Data START

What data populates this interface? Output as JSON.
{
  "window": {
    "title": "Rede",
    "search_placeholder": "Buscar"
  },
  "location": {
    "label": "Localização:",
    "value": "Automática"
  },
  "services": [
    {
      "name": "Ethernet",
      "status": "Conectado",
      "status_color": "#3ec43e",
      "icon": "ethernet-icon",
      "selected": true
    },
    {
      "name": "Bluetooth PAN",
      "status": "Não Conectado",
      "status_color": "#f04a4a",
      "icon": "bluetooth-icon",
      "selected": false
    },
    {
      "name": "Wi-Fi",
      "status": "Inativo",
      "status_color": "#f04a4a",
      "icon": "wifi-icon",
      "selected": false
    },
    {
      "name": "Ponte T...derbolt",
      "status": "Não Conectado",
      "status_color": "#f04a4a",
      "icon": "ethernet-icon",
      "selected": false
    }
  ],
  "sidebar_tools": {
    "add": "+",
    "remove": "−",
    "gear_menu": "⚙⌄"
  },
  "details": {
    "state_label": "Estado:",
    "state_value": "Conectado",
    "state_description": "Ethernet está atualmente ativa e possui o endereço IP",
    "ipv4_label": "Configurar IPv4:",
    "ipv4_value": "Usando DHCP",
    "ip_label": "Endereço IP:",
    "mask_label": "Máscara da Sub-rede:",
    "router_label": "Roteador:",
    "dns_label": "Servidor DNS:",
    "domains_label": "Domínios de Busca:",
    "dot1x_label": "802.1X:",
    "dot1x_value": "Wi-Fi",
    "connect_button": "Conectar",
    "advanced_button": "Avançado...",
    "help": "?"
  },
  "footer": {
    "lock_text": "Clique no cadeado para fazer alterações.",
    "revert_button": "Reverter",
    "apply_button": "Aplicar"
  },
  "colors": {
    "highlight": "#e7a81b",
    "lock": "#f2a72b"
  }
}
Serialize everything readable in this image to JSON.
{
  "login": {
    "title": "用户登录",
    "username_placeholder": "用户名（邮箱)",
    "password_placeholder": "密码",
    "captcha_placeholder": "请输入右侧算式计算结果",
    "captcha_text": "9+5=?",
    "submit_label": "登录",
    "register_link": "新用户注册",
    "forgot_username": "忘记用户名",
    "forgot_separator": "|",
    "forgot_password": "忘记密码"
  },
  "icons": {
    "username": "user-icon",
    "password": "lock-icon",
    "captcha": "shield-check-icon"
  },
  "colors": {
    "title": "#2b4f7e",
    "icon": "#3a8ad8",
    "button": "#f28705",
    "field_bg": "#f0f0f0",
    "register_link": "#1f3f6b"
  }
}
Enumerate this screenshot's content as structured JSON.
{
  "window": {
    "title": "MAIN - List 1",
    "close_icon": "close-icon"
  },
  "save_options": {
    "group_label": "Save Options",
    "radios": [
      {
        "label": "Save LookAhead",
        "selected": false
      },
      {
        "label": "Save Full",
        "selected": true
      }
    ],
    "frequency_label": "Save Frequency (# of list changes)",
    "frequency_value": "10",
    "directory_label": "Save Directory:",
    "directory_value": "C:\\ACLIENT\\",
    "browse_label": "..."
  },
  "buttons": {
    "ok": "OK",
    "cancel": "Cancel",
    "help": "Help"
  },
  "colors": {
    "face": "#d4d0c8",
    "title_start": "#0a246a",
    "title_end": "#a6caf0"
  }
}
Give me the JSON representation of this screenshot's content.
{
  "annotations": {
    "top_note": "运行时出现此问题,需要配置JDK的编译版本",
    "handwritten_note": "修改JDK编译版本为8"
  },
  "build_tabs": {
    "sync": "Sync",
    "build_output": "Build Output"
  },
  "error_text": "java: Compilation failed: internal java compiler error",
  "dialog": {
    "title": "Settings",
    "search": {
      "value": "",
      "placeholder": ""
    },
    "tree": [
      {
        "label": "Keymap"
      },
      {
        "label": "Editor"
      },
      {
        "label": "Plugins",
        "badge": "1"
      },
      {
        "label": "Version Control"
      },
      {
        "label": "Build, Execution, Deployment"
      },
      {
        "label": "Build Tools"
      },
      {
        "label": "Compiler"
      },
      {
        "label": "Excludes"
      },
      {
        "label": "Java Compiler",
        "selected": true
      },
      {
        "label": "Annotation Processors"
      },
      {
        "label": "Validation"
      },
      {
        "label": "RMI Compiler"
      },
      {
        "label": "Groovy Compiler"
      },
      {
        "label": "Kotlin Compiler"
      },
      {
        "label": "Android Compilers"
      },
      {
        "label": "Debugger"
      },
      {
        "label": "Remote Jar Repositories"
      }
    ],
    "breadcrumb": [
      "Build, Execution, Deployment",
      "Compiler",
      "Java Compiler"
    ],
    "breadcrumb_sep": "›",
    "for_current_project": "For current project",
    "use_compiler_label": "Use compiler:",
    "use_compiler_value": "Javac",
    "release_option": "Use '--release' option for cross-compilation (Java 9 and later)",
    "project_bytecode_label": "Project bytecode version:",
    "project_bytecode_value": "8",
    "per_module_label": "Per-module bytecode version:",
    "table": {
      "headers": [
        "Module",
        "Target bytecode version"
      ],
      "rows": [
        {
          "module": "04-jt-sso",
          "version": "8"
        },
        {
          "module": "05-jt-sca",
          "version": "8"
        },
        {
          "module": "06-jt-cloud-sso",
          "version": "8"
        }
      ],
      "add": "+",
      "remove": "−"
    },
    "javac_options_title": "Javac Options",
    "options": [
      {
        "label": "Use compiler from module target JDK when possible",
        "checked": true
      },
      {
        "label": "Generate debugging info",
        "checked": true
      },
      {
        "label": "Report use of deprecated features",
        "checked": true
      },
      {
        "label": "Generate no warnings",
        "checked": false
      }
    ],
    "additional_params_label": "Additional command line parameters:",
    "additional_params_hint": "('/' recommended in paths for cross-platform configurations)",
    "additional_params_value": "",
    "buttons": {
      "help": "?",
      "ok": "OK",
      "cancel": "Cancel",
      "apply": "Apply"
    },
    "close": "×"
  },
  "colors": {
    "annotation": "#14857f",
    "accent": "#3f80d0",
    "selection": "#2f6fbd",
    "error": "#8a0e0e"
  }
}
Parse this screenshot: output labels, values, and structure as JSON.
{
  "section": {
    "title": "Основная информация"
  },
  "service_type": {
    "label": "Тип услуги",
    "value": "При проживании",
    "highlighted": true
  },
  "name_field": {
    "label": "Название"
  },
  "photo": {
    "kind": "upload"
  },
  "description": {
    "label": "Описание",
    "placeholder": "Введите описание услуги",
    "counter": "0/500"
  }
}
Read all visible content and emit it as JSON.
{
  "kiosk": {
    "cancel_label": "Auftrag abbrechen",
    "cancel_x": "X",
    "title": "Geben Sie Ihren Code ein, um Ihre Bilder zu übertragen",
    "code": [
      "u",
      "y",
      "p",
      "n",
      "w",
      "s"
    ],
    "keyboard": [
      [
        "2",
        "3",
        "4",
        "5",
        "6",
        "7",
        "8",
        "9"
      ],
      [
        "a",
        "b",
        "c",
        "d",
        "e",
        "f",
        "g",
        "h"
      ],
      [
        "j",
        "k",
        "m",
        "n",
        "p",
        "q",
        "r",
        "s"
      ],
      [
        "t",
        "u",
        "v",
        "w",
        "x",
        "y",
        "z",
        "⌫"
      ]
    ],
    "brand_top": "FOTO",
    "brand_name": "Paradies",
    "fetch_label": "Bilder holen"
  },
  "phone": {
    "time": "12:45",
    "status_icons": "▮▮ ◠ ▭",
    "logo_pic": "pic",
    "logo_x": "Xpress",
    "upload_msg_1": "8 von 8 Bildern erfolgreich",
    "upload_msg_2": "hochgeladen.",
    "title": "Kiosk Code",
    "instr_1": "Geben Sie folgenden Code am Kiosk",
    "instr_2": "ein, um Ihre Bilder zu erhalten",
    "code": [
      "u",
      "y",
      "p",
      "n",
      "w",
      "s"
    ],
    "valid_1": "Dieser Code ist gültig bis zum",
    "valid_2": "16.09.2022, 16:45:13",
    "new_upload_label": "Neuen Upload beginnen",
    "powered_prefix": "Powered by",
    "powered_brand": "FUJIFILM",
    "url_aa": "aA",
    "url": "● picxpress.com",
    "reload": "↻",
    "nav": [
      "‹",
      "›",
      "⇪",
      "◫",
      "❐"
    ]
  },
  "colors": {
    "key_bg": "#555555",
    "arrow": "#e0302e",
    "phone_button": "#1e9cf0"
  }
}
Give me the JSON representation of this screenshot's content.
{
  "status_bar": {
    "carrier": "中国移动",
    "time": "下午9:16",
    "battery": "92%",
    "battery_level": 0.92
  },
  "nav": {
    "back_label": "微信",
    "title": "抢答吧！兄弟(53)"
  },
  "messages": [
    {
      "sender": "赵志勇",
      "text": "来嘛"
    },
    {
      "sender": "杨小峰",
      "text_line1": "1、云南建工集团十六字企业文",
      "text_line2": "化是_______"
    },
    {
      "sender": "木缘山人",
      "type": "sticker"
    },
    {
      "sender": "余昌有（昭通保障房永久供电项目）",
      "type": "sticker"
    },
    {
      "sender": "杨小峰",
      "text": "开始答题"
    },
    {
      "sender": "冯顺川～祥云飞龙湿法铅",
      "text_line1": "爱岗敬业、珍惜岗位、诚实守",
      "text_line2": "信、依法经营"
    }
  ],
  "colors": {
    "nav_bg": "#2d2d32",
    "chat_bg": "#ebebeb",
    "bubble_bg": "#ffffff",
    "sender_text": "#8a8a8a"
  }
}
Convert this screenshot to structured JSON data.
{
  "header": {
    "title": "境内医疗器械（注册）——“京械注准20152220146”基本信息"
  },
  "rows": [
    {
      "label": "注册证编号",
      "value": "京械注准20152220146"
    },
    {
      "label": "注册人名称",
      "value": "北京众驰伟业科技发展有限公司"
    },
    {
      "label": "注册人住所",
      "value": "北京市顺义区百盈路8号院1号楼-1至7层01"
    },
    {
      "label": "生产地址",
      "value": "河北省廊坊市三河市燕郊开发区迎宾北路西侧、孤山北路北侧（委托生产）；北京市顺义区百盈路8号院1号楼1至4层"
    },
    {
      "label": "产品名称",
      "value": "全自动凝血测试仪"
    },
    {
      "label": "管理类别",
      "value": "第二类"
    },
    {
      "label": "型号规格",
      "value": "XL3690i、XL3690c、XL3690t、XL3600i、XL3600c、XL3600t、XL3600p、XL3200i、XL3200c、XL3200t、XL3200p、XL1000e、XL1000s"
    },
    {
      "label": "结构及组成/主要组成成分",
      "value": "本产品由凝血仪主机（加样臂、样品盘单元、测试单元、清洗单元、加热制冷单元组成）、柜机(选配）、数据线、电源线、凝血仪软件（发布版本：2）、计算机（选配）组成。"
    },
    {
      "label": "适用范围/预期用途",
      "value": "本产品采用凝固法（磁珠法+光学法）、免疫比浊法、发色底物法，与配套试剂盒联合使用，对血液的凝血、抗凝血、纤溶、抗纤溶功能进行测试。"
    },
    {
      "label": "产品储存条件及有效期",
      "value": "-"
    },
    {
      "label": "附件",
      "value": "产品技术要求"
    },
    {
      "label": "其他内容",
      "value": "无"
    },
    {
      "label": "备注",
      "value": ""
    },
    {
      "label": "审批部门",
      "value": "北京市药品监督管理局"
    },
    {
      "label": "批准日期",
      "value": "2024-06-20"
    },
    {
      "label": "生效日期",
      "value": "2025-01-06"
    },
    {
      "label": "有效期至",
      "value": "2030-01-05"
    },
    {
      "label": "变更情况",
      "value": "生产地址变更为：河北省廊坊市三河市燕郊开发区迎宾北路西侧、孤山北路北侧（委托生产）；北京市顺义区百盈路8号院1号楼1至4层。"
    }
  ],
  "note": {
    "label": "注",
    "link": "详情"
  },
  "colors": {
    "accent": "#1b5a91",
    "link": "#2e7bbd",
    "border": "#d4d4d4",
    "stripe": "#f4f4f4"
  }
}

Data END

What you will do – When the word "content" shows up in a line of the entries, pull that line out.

Response area –
Enumerate this screenshot's content as structured JSON.
Give me the JSON representation of this screenshot's content.
Read all visible content and emit it as JSON.
Give me the JSON representation of this screenshot's content.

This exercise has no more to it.